• _Task item_
Write out the whole listing. Leave out nothing.

• _Source records_
════════════════════

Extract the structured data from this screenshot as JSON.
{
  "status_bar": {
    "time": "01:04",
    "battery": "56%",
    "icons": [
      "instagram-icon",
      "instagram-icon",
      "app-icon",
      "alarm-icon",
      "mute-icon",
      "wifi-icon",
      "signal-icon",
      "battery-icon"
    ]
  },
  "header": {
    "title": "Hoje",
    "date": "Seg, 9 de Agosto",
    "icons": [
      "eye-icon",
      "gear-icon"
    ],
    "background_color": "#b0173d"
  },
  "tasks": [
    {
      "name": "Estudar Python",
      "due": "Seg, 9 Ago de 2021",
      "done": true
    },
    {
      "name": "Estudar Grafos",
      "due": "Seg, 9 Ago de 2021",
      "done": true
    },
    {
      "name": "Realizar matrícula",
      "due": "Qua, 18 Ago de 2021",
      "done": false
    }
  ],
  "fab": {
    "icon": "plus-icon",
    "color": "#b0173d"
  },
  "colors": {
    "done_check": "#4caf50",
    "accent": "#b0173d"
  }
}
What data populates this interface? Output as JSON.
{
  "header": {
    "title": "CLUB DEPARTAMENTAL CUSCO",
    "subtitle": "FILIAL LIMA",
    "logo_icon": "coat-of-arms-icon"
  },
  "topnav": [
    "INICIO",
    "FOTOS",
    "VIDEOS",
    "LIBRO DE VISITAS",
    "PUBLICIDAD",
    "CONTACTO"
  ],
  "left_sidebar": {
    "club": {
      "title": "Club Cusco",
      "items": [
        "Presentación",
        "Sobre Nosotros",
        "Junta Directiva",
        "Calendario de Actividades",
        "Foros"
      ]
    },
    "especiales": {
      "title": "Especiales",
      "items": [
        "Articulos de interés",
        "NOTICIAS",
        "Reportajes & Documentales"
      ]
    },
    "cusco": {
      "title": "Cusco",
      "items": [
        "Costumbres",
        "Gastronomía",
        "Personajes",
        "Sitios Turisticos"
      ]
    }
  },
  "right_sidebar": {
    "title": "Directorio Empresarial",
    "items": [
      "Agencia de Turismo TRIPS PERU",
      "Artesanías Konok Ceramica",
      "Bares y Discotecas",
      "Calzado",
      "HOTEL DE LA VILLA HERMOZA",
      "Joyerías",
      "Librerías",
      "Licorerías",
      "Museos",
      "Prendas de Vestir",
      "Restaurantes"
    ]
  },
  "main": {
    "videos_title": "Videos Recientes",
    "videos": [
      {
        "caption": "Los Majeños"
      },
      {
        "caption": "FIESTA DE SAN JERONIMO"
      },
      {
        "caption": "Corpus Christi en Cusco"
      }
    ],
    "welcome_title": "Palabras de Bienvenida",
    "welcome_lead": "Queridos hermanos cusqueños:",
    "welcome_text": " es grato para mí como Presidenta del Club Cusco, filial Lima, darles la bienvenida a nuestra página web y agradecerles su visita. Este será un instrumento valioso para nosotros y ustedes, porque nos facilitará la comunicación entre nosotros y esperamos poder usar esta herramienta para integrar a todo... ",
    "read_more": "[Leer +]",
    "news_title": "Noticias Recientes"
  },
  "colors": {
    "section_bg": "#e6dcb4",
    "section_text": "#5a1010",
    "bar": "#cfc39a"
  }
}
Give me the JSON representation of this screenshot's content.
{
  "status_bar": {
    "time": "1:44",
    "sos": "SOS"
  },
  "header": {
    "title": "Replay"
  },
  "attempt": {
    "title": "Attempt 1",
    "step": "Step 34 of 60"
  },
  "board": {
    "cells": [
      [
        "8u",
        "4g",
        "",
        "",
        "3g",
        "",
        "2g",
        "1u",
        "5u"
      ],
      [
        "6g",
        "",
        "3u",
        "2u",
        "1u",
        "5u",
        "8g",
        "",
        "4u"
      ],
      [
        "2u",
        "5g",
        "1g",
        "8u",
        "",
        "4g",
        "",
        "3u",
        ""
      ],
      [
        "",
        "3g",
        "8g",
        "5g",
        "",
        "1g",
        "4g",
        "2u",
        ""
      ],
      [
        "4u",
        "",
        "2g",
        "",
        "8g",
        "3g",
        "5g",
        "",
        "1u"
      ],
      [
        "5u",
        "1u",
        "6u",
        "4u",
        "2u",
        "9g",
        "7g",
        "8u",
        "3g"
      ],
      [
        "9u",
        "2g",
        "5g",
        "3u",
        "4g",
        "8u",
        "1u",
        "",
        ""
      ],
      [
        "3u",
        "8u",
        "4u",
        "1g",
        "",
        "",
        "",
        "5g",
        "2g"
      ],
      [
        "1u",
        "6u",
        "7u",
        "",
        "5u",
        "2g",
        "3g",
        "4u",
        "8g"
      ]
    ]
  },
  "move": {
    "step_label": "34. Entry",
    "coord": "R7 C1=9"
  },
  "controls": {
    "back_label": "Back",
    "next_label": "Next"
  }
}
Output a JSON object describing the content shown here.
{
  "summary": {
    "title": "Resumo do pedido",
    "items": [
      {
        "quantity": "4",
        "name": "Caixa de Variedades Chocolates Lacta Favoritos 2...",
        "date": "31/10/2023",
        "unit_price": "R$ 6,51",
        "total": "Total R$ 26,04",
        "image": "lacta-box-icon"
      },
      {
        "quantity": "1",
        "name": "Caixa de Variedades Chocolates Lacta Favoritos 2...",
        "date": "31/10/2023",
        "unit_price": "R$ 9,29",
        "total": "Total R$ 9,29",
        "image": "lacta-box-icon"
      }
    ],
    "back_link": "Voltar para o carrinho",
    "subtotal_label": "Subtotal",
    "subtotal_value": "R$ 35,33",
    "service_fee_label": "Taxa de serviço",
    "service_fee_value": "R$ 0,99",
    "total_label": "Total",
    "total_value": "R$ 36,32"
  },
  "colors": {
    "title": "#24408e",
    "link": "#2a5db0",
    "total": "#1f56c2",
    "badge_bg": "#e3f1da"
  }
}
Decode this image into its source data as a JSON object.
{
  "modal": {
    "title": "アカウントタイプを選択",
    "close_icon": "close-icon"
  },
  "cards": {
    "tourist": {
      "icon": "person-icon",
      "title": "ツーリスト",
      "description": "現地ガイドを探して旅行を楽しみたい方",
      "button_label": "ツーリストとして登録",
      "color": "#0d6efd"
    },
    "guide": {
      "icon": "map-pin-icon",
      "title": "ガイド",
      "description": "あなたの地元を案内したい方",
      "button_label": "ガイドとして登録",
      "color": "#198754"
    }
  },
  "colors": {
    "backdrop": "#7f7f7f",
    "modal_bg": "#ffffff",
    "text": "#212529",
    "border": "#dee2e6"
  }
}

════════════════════

• _Final answer_
Extract the structured data from this screenshot as JSON.
{
  "status_bar": {
    "time": "01:04",
    "battery": "56%",
    "icons": [
      "instagram-icon",
      "instagram-icon",
      "app-icon",
      "alarm-icon",
      "mute-icon",
      "wifi-icon",
      "signal-icon",
      "battery-icon"
    ]
  },
  "header": {
    "title": "Hoje",
    "date": "Seg, 9 de Agosto",
    "icons": [
      "eye-icon",
      "gear-icon"
    ],
    "background_color": "#b0173d"
  },
  "tasks": [
    {
      "name": "Estudar Python",
      "due": "Seg, 9 Ago de 2021",
      "done": true
    },
    {
      "name": "Estudar Grafos",
      "due": "Seg, 9 Ago de 2021",
      "done": true
    },
    {
      "name": "Realizar matrícula",
      "due": "Qua, 18 Ago de 2021",
      "done": false
    }
  ],
  "fab": {
    "icon": "plus-icon",
    "color": "#b0173d"
  },
  "colors": {
    "done_check": "#4caf50",
    "accent": "#b0173d"
  }
}
What data populates this interface? Output as JSON.
{
  "header": {
    "title": "CLUB DEPARTAMENTAL CUSCO",
    "subtitle": "FILIAL LIMA",
    "logo_icon": "coat-of-arms-icon"
  },
  "topnav": [
    "INICIO",
    "FOTOS",
    "VIDEOS",
    "LIBRO DE VISITAS",
    "PUBLICIDAD",
    "CONTACTO"
  ],
  "left_sidebar": {
    "club": {
      "title": "Club Cusco",
      "items": [
        "Presentación",
        "Sobre Nosotros",
        "Junta Directiva",
        "Calendario de Actividades",
        "Foros"
      ]
    },
    "especiales": {
      "title": "Especiales",
      "items": [
        "Articulos de interés",
        "NOTICIAS",
        "Reportajes & Documentales"
      ]
    },
    "cusco": {
      "title": "Cusco",
      "items": [
        "Costumbres",
        "Gastronomía",
        "Personajes",
        "Sitios Turisticos"
      ]
    }
  },
  "right_sidebar": {
    "title": "Directorio Empresarial",
    "items": [
      "Agencia de Turismo TRIPS PERU",
      "Artesanías Konok Ceramica",
      "Bares y Discotecas",
      "Calzado",
      "HOTEL DE LA VILLA HERMOZA",
      "Joyerías",
      "Librerías",
      "Licorerías",
      "Museos",
      "Prendas de Vestir",
      "Restaurantes"
    ]
  },
  "main": {
    "videos_title": "Videos Recientes",
    "videos": [
      {
        "caption": "Los Majeños"
      },
      {
        "caption": "FIESTA DE SAN JERONIMO"
      },
      {
        "caption": "Corpus Christi en Cusco"
      }
    ],
    "welcome_title": "Palabras de Bienvenida",
    "welcome_lead": "Queridos hermanos cusqueños:",
    "welcome_text": " es grato para mí como Presidenta del Club Cusco, filial Lima, darles la bienvenida a nuestra página web y agradecerles su visita. Este será un instrumento valioso para nosotros y ustedes, porque nos facilitará la comunicación entre nosotros y esperamos poder usar esta herramienta para integrar a todo... ",
    "read_more": "[Leer +]",
    "news_title": "Noticias Recientes"
  },
  "colors": {
    "section_bg": "#e6dcb4",
    "section_text": "#5a1010",
    "bar": "#cfc39a"
  }
}
Give me the JSON representation of this screenshot's content.
{
  "status_bar": {
    "time": "1:44",
    "sos": "SOS"
  },
  "header": {
    "title": "Replay"
  },
  "attempt": {
    "title": "Attempt 1",
    "step": "Step 34 of 60"
  },
  "board": {
    "cells": [
      [
        "8u",
        "4g",
        "",
        "",
        "3g",
        "",
        "2g",
        "1u",
        "5u"
      ],
      [
        "6g",
        "",
        "3u",
        "2u",
        "1u",
        "5u",
        "8g",
        "",
        "4u"
      ],
      [
        "2u",
        "5g",
        "1g",
        "8u",
        "",
        "4g",
        "",
        "3u",
        ""
      ],
      [
        "",
        "3g",
        "8g",
        "5g",
        "",
        "1g",
        "4g",
        "2u",
        ""
      ],
      [
        "4u",
        "",
        "2g",
        "",
        "8g",
        "3g",
        "5g",
        "",
        "1u"
      ],
      [
        "5u",
        "1u",
        "6u",
        "4u",
        "2u",
        "9g",
        "7g",
        "8u",
        "3g"
      ],
      [
        "9u",
        "2g",
        "5g",
        "3u",
        "4g",
        "8u",
        "1u",
        "",
        ""
      ],
      [
        "3u",
        "8u",
        "4u",
        "1g",
        "",
        "",
        "",
        "5g",
        "2g"
      ],
      [
        "1u",
        "6u",
        "7u",
        "",
        "5u",
        "2g",
        "3g",
        "4u",
        "8g"
      ]
    ]
  },
  "move": {
    "step_label": "34. Entry",
    "coord": "R7 C1=9"
  },
  "controls": {
    "back_label": "Back",
    "next_label": "Next"
  }
}
Output a JSON object describing the content shown here.
{
  "summary": {
    "title": "Resumo do pedido",
    "items": [
      {
        "quantity": "4",
        "name": "Caixa de Variedades Chocolates Lacta Favoritos 2...",
        "date": "31/10/2023",
        "unit_price": "R$ 6,51",
        "total": "Total R$ 26,04",
        "image": "lacta-box-icon"
      },
      {
        "quantity": "1",
        "name": "Caixa de Variedades Chocolates Lacta Favoritos 2...",
        "date": "31/10/2023",
        "unit_price": "R$ 9,29",
        "total": "Total R$ 9,29",
        "image": "lacta-box-icon"
      }
    ],
    "back_link": "Voltar para o carrinho",
    "subtotal_label": "Subtotal",
    "subtotal_value": "R$ 35,33",
    "service_fee_label": "Taxa de serviço",
    "service_fee_value": "R$ 0,99",
    "total_label": "Total",
    "total_value": "R$ 36,32"
  },
  "colors": {
    "title": "#24408e",
    "link": "#2a5db0",
    "total": "#1f56c2",
    "badge_bg": "#e3f1da"
  }
}
Decode this image into its source data as a JSON object.
{
  "modal": {
    "title": "アカウントタイプを選択",
    "close_icon": "close-icon"
  },
  "cards": {
    "tourist": {
      "icon": "person-icon",
      "title": "ツーリスト",
      "description": "現地ガイドを探して旅行を楽しみたい方",
      "button_label": "ツーリストとして登録",
      "color": "#0d6efd"
    },
    "guide": {
      "icon": "map-pin-icon",
      "title": "ガイド",
      "description": "あなたの地元を案内したい方",
      "button_label": "ガイドとして登録",
      "color": "#198754"
    }
  },
  "colors": {
    "backdrop": "#7f7f7f",
    "modal_bg": "#ffffff",
    "text": "#212529",
    "border": "#dee2e6"
  }
}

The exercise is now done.